By Ed Nicholson
We recently spent a week traveling through Iowa with the rolling circus that is RAGBRAI (I still have lots left to talk about there; more later). The bicycle ride features 15,000 registered riders and thousands more who come along for the ride. Practically every state in the union is represented.
One of the things we did as part of that effort is a brief survey among participants to assess what people know about hunger and hunger organizations.
Questions 3 and 4 of the survey were specifically designed to gauge attitudes about how serious a problem people believed hunger to be in their own community.
From the more than 1350 respondents, more than 81% answered that hunger was either a “moderate” “low priority,” problem or that there is “little or no hunger in my community.”
Only 19% believed hunger is either a critical or serious problem in their community.
53% believed that the majority of people affected by hunger could do something about it if they made adjustments in their lifestyle.

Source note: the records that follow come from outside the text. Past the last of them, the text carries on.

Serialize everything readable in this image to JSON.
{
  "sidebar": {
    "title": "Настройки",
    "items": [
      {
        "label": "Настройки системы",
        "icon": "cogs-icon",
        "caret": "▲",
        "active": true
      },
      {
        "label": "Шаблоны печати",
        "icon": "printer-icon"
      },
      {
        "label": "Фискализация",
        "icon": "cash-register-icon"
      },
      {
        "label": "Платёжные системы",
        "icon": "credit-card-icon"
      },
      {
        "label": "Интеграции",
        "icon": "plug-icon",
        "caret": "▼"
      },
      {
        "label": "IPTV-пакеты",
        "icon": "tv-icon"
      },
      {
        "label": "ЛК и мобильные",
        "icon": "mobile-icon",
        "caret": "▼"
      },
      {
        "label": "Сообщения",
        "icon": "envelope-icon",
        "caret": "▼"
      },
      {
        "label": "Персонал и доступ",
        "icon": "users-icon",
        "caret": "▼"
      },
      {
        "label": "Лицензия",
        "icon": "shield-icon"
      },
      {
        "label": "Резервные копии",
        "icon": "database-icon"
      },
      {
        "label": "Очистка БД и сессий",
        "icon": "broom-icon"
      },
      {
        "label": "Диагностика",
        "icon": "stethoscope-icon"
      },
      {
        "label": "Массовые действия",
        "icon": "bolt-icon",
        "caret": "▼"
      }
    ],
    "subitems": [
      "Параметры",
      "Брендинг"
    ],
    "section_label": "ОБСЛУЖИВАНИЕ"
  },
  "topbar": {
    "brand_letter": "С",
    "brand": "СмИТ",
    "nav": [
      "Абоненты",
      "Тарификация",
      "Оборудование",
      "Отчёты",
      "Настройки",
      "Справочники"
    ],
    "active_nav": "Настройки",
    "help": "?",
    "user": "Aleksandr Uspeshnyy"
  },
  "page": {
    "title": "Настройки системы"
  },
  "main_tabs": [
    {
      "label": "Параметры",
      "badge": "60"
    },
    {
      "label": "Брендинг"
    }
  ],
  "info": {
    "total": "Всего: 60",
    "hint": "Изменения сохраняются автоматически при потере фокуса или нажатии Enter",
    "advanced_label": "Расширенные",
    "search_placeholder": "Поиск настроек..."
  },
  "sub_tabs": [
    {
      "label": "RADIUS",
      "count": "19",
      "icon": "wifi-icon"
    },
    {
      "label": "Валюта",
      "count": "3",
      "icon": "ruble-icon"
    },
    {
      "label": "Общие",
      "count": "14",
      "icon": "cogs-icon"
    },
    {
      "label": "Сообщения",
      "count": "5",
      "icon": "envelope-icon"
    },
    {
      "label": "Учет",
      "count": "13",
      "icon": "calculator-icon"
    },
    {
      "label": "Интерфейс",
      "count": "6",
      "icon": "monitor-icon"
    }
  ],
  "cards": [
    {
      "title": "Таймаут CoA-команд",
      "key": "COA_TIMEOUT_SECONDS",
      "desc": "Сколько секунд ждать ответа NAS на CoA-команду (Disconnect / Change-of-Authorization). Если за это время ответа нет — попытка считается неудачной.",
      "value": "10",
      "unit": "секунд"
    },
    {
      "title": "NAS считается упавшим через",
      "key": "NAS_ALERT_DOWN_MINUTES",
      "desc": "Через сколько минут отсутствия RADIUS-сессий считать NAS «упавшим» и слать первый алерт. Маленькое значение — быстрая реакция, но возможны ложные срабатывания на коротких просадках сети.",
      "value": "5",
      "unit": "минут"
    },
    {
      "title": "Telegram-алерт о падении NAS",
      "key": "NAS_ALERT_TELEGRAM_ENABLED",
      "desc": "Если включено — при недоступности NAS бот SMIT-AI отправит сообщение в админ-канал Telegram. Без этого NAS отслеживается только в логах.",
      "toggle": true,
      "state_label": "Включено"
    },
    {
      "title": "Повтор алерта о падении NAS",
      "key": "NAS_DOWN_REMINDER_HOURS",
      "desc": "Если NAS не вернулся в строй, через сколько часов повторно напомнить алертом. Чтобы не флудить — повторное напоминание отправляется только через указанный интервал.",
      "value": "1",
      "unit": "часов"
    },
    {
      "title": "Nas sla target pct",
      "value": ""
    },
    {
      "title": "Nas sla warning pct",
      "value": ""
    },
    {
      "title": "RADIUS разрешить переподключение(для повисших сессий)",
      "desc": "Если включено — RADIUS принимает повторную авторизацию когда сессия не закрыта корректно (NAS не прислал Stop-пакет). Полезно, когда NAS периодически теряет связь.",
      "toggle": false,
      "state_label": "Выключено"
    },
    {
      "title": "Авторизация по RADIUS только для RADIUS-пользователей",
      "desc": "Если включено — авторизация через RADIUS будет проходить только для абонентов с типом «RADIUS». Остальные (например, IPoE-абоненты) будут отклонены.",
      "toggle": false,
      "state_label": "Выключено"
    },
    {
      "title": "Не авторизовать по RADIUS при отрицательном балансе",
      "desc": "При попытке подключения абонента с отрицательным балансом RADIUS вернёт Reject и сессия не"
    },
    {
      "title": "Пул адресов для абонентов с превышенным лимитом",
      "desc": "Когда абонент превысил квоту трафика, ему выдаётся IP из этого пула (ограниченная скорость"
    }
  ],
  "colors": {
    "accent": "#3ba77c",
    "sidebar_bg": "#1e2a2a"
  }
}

Is it possible our efforts to end hunger are being diluted because many believe it’s either not a problem in their own communities, or is a problem of the victims’ own making?